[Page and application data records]
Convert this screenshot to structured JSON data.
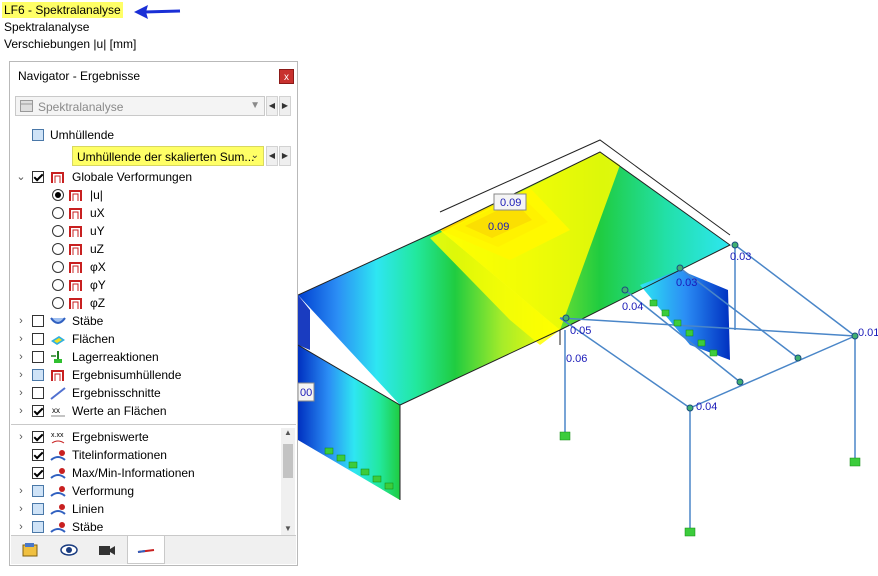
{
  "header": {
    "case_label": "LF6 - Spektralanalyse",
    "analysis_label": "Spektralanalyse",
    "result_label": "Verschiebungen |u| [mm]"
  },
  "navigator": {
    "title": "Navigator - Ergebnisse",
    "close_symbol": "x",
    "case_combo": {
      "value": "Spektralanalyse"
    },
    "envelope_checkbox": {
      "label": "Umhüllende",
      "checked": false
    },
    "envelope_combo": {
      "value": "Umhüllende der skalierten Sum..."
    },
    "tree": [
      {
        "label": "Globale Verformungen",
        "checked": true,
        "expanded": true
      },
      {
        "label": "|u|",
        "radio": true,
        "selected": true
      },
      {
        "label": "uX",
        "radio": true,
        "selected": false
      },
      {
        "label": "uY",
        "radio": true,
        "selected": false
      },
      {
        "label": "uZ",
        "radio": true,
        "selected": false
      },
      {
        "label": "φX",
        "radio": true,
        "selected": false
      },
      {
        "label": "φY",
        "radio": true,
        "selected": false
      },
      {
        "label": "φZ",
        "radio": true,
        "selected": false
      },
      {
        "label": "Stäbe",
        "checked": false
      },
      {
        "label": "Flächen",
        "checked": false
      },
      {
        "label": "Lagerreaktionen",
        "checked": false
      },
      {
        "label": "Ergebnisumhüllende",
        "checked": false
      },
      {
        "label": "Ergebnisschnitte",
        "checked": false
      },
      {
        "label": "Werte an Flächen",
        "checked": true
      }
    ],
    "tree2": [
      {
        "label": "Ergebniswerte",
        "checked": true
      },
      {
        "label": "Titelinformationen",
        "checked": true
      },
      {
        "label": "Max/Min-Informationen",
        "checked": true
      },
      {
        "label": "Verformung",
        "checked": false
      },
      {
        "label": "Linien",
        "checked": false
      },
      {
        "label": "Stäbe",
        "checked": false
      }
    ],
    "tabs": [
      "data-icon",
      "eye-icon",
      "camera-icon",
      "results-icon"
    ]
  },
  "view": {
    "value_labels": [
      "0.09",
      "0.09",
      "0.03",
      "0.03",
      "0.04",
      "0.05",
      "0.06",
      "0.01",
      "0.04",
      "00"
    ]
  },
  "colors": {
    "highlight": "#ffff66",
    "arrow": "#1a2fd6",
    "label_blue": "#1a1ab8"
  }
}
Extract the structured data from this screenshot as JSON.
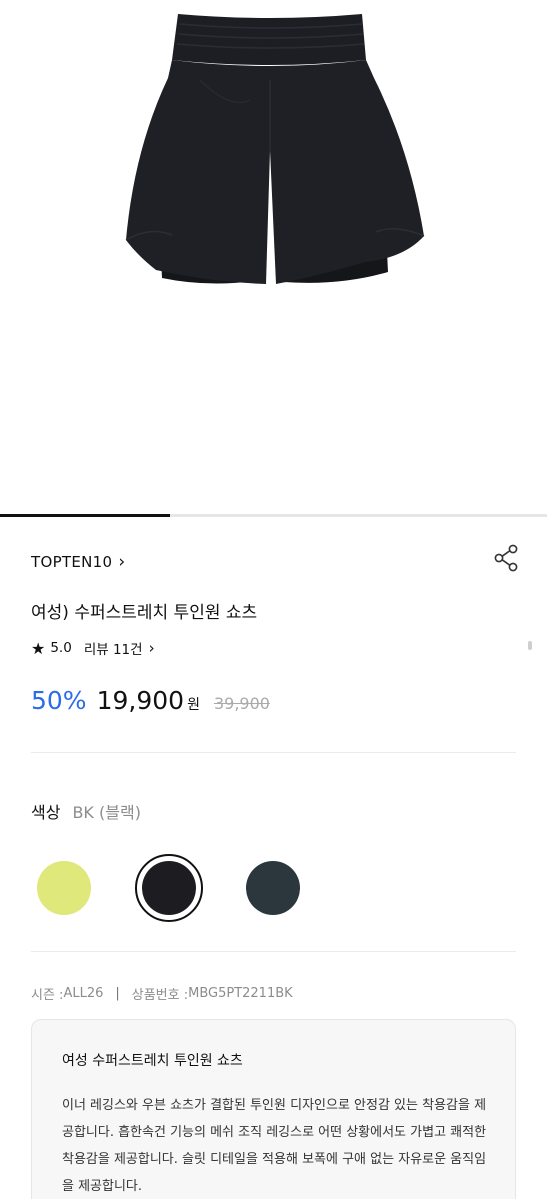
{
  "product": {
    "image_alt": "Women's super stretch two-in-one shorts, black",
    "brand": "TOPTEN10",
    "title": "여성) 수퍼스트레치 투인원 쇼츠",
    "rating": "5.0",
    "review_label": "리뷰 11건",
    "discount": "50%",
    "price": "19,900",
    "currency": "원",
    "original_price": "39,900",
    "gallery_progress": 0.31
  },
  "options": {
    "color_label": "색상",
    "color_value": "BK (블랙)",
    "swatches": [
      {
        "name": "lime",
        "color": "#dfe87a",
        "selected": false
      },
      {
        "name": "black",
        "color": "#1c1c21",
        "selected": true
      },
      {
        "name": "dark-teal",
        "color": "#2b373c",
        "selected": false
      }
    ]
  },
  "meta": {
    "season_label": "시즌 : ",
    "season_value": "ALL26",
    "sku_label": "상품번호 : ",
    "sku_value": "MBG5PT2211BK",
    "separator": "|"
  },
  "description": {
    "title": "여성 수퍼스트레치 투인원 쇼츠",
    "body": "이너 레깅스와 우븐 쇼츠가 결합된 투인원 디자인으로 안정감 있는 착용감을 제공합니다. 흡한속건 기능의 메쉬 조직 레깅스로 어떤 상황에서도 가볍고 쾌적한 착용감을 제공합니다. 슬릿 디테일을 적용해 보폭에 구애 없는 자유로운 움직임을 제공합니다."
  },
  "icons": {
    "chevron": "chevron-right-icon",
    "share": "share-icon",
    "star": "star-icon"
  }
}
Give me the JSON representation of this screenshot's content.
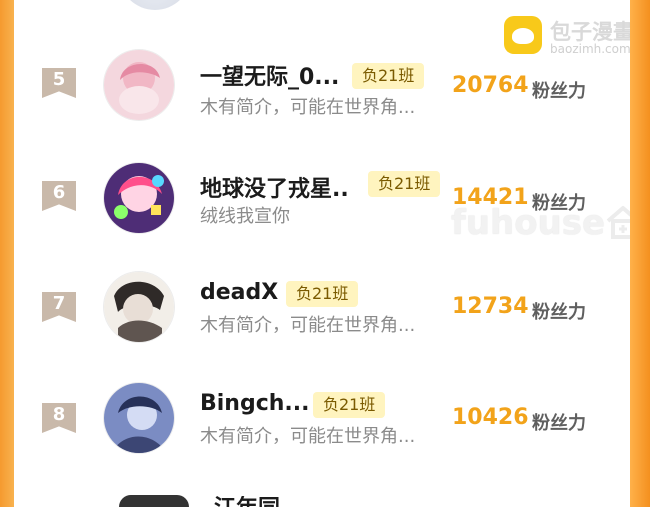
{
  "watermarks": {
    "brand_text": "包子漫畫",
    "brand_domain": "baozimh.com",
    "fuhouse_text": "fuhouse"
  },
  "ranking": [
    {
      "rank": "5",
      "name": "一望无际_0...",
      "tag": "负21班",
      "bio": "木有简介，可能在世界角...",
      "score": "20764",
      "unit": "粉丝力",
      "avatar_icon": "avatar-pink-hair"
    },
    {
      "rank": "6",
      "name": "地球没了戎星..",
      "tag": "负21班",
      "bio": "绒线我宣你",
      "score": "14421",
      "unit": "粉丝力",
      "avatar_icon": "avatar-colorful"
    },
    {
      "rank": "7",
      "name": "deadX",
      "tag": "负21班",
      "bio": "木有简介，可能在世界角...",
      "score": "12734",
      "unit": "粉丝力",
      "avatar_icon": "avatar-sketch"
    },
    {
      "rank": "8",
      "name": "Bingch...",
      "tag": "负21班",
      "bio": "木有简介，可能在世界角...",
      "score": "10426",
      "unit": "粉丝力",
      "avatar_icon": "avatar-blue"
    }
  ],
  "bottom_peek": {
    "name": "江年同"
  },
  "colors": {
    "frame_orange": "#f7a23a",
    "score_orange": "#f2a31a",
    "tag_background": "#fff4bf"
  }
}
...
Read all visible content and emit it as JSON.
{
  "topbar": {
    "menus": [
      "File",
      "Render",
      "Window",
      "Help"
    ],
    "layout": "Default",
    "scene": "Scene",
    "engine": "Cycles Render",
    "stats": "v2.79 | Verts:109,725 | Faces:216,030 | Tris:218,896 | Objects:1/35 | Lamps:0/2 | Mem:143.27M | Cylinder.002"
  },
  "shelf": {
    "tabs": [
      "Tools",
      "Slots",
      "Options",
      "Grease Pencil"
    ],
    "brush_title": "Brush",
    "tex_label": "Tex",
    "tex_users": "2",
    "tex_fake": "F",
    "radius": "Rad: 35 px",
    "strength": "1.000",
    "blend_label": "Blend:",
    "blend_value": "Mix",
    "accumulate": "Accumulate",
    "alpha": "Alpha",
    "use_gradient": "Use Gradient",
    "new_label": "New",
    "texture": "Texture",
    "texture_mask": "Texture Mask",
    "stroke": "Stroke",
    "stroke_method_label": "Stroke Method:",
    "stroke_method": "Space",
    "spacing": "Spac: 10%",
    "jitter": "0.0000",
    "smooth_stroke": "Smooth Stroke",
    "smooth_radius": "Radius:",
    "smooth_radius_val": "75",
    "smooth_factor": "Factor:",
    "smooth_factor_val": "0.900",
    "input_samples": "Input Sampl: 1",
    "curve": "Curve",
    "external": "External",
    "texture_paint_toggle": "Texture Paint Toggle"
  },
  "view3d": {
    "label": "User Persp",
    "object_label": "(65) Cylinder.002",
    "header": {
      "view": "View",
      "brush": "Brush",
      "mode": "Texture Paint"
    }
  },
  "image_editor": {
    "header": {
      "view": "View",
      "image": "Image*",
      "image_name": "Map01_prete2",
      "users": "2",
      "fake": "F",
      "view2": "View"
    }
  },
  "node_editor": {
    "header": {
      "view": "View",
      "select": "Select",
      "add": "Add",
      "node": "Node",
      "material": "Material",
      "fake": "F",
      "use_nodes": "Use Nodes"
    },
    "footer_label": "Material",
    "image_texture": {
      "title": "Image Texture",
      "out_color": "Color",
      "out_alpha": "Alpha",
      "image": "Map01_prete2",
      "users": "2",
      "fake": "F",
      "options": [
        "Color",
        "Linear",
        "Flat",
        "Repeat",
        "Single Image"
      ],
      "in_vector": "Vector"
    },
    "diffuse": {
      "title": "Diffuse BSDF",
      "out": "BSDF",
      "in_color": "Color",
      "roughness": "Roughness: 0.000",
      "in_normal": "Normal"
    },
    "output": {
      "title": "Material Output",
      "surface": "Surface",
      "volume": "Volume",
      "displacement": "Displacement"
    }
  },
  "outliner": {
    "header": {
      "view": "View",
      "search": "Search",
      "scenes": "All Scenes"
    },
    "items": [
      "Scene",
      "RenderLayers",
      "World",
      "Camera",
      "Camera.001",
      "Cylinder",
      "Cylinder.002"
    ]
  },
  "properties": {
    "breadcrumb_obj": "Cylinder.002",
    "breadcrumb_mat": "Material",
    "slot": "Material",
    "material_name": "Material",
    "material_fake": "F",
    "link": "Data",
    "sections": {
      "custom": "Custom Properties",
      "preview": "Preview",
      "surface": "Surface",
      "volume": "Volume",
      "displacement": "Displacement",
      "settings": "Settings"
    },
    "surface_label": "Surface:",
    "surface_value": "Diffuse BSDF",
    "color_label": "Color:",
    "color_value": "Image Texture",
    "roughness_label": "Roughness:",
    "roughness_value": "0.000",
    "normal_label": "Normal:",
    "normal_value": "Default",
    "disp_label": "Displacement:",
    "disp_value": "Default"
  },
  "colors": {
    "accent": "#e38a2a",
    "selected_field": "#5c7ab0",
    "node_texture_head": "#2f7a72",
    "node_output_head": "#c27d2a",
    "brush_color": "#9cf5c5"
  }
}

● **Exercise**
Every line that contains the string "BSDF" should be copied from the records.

● **Written solution**
      "title": "Diffuse BSDF",
      "out": "BSDF",
    "surface_value": "Diffuse BSDF",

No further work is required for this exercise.